* **Supplied entries**:
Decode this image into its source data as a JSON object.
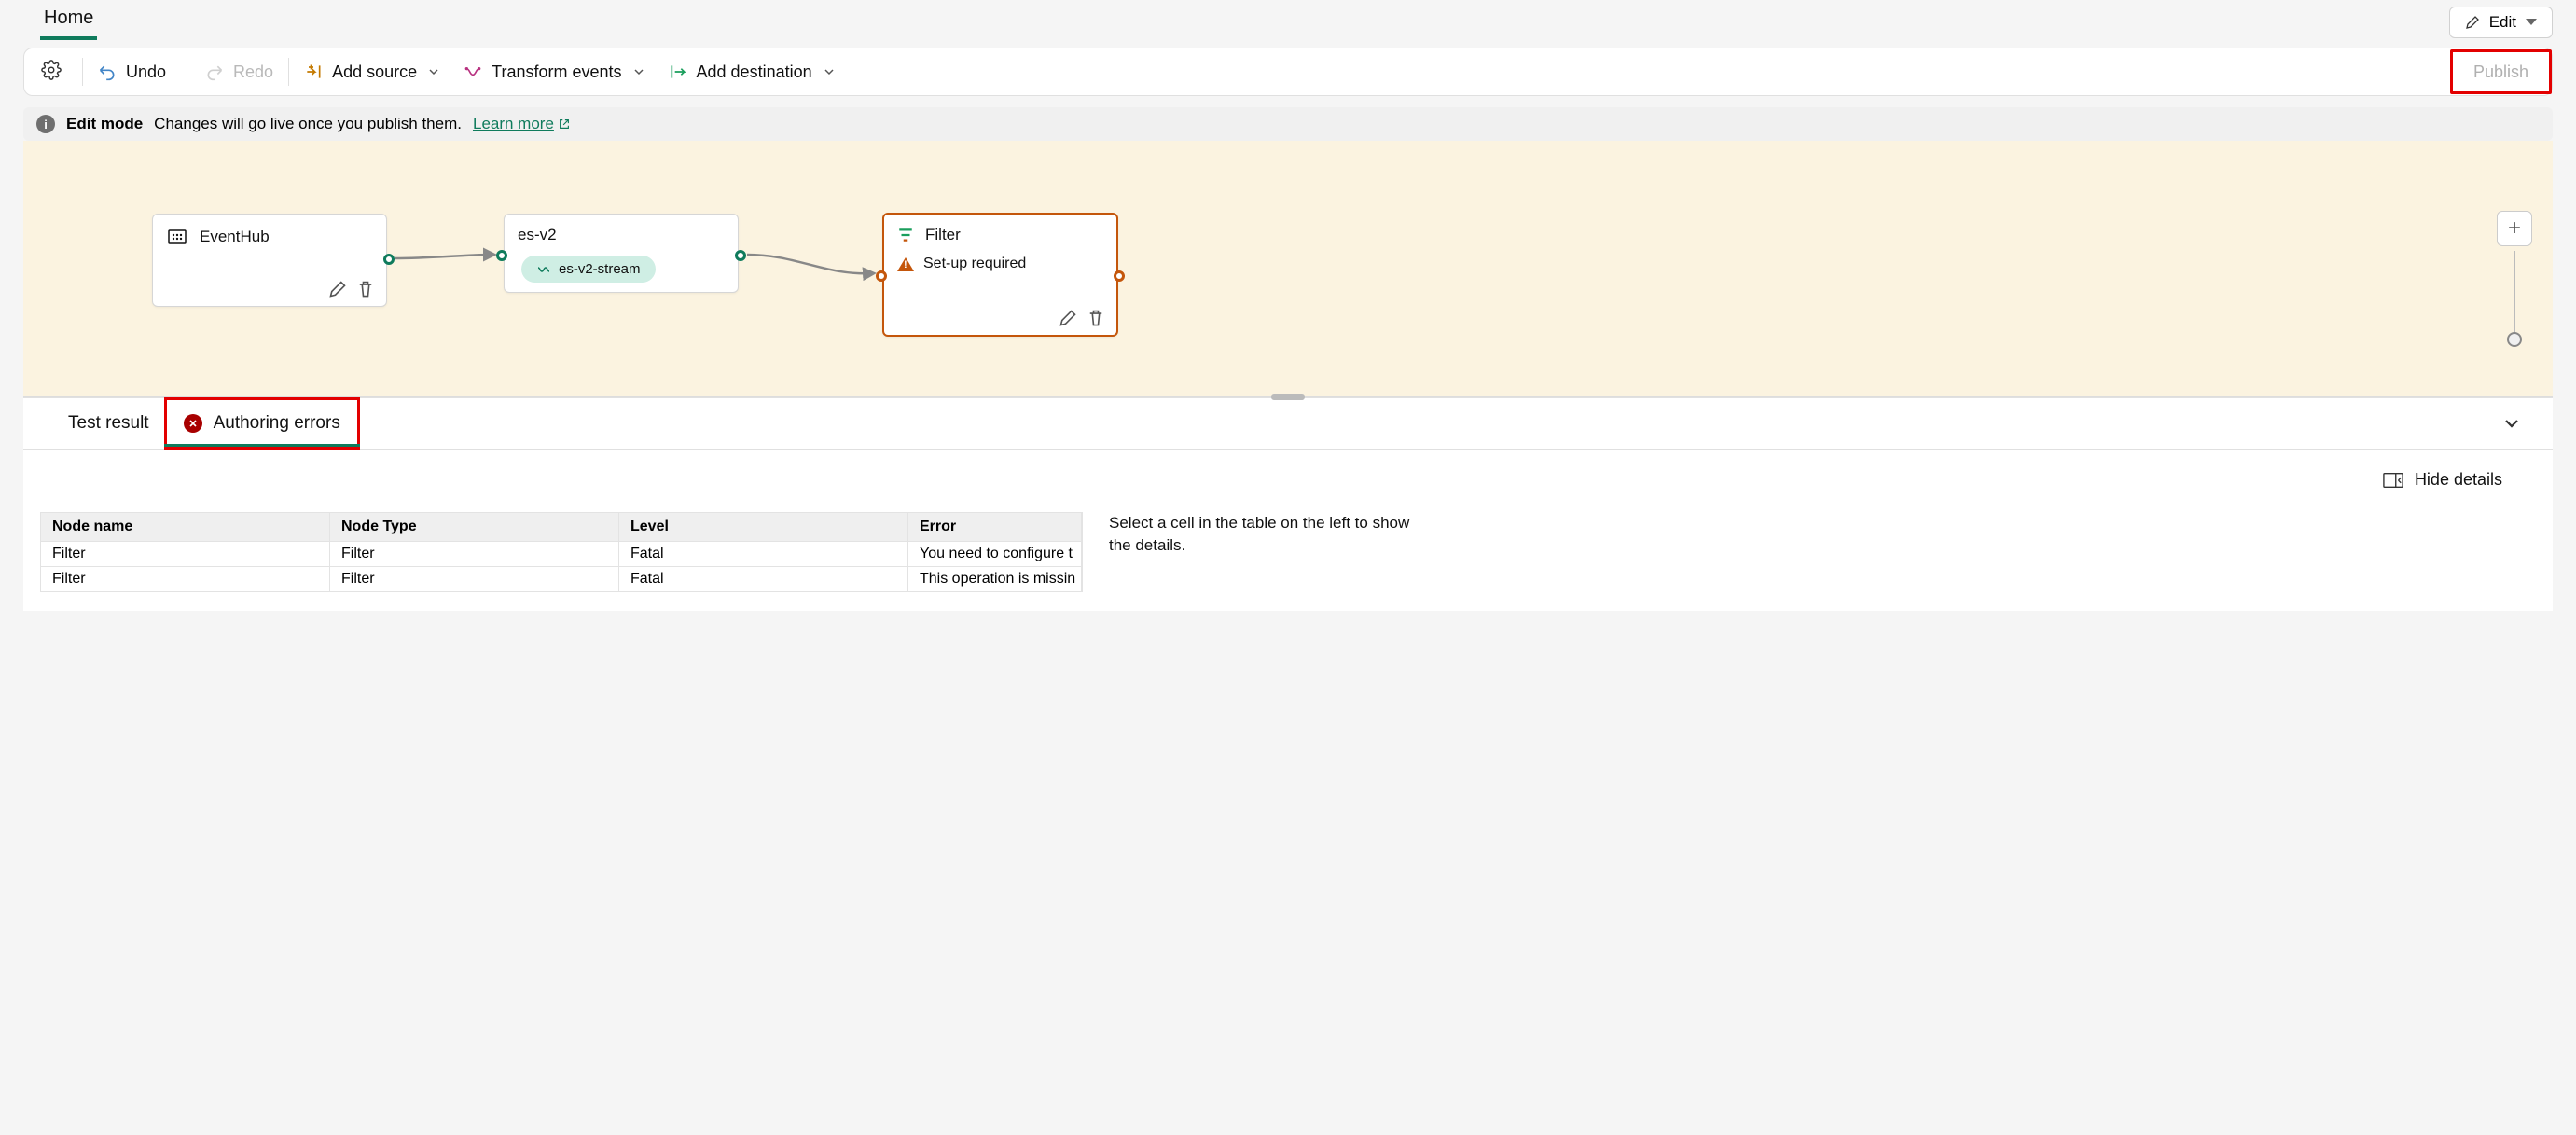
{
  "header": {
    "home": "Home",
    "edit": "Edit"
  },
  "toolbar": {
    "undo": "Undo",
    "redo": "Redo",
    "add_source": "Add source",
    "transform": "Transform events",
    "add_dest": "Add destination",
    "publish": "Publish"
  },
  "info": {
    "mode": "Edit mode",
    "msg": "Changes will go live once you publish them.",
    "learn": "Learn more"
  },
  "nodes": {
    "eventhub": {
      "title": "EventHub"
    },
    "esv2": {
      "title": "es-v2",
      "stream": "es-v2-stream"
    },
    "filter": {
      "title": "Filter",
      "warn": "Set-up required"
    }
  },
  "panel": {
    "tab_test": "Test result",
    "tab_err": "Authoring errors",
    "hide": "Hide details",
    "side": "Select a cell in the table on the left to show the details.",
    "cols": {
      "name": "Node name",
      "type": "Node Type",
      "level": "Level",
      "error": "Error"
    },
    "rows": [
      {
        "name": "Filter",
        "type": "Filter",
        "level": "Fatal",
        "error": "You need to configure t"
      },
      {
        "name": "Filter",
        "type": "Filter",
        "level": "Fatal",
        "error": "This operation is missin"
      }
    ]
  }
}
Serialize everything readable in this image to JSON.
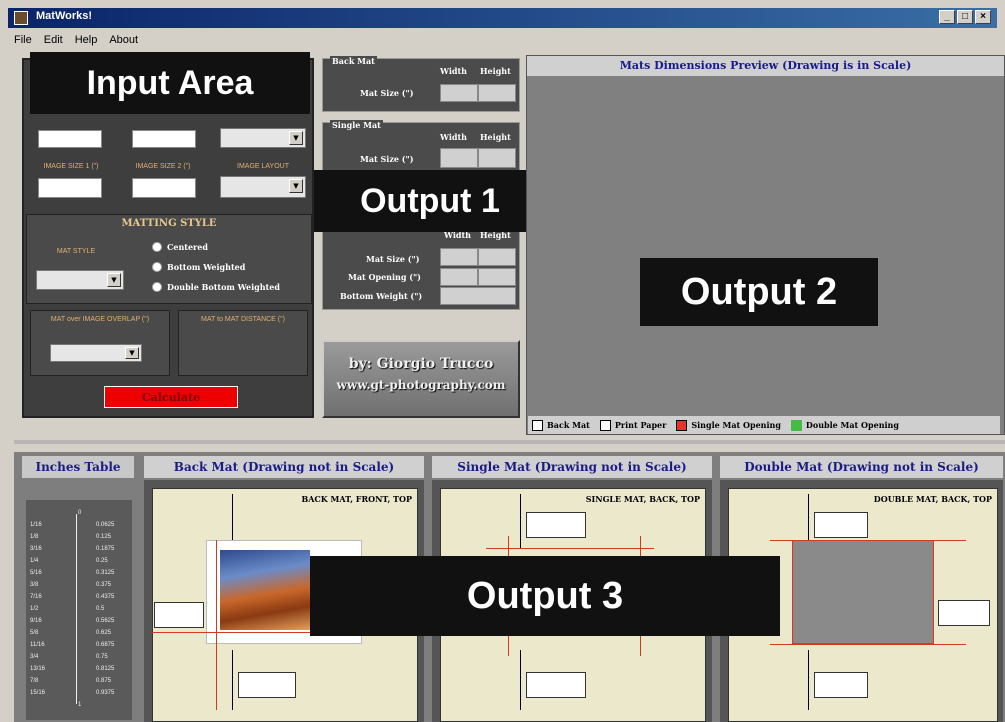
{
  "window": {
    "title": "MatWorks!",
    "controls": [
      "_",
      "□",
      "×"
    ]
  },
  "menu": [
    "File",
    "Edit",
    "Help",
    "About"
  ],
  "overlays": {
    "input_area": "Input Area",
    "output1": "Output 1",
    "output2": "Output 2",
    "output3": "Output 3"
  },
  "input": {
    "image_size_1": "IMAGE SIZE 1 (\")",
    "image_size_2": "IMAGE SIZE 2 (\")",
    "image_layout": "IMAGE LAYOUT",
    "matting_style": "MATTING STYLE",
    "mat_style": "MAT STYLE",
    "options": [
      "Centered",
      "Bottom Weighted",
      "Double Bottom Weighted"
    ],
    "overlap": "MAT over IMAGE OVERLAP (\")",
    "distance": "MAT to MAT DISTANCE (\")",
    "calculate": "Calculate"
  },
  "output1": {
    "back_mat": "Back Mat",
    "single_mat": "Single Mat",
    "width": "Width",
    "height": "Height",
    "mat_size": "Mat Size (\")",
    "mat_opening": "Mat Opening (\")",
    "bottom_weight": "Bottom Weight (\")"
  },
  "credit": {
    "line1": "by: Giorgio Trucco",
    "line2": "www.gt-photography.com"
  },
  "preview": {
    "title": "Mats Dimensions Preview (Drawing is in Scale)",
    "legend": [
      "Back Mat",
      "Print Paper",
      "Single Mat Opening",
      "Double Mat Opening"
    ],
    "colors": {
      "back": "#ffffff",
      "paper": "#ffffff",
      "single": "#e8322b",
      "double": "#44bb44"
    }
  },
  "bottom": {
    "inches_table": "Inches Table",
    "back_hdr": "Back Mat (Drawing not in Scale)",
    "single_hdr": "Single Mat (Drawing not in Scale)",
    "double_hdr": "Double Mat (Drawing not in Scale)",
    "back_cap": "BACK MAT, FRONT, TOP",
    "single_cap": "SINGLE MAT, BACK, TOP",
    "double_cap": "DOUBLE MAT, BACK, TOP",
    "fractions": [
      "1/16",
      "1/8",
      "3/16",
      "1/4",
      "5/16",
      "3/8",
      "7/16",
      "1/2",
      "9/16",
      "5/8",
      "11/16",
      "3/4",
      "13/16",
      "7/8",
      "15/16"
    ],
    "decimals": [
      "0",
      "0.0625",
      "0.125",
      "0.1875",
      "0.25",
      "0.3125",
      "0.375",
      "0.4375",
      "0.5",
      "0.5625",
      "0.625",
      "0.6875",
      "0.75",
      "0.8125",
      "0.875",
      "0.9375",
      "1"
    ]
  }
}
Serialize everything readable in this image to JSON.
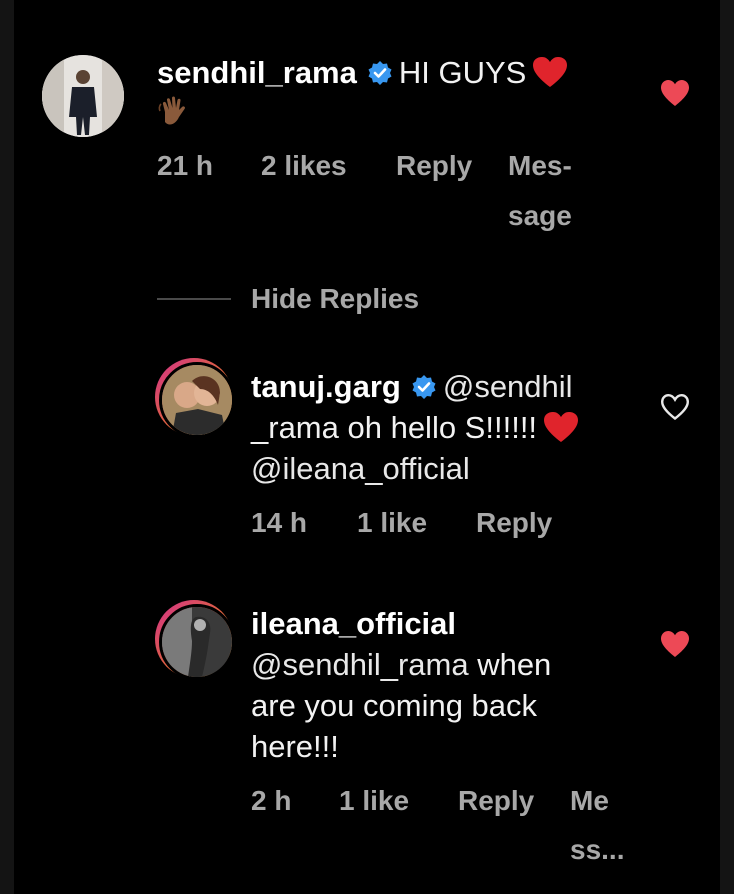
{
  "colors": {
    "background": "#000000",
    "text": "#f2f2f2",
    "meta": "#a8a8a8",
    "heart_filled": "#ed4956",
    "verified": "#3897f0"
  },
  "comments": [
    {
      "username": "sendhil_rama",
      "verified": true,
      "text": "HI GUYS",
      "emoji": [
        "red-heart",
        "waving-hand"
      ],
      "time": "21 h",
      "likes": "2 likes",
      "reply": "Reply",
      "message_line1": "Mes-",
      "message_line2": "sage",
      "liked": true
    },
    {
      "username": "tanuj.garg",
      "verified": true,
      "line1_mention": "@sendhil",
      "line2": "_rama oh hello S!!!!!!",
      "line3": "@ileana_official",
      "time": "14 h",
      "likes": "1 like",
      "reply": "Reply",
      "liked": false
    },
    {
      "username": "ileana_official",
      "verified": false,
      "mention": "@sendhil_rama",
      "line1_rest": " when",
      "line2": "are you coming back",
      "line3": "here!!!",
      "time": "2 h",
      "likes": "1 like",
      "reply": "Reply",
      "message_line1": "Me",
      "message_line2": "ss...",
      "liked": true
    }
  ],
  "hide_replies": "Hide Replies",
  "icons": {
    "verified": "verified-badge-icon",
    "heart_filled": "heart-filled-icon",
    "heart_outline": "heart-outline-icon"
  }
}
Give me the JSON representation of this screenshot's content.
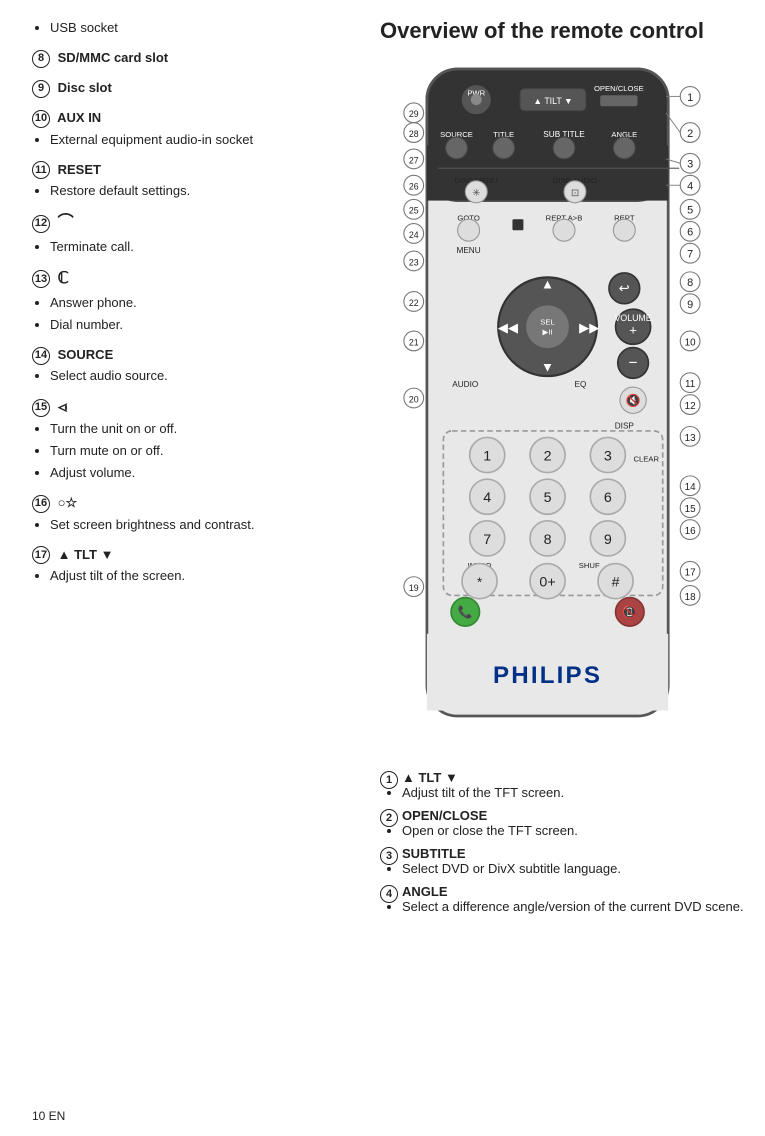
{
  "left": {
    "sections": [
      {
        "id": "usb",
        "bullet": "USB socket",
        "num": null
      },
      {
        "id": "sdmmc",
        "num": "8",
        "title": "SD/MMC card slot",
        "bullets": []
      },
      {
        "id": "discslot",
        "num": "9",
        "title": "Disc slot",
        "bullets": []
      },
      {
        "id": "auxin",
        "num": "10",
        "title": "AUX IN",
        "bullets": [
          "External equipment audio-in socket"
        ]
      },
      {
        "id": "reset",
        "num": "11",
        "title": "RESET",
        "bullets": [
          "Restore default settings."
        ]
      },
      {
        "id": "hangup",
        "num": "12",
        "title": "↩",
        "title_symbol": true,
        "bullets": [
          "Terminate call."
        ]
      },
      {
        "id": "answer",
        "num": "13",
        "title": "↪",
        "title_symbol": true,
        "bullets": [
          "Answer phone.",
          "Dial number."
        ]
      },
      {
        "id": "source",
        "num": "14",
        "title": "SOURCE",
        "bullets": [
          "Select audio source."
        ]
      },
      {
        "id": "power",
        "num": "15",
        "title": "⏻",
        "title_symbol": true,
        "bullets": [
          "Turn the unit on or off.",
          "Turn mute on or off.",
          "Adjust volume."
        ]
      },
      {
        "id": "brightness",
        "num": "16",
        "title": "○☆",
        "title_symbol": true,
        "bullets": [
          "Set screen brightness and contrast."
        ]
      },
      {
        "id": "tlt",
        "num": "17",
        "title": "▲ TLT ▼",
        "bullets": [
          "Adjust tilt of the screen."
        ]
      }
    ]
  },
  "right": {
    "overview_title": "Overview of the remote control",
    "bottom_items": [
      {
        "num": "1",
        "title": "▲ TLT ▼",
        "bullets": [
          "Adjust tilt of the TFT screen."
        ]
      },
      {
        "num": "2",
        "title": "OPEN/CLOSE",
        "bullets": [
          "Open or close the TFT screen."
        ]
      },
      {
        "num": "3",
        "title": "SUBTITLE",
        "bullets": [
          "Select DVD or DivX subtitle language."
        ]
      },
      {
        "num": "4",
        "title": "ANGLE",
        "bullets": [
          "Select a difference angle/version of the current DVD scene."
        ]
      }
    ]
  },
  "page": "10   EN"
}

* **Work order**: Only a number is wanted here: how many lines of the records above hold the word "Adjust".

* **Solution to this problem**: 3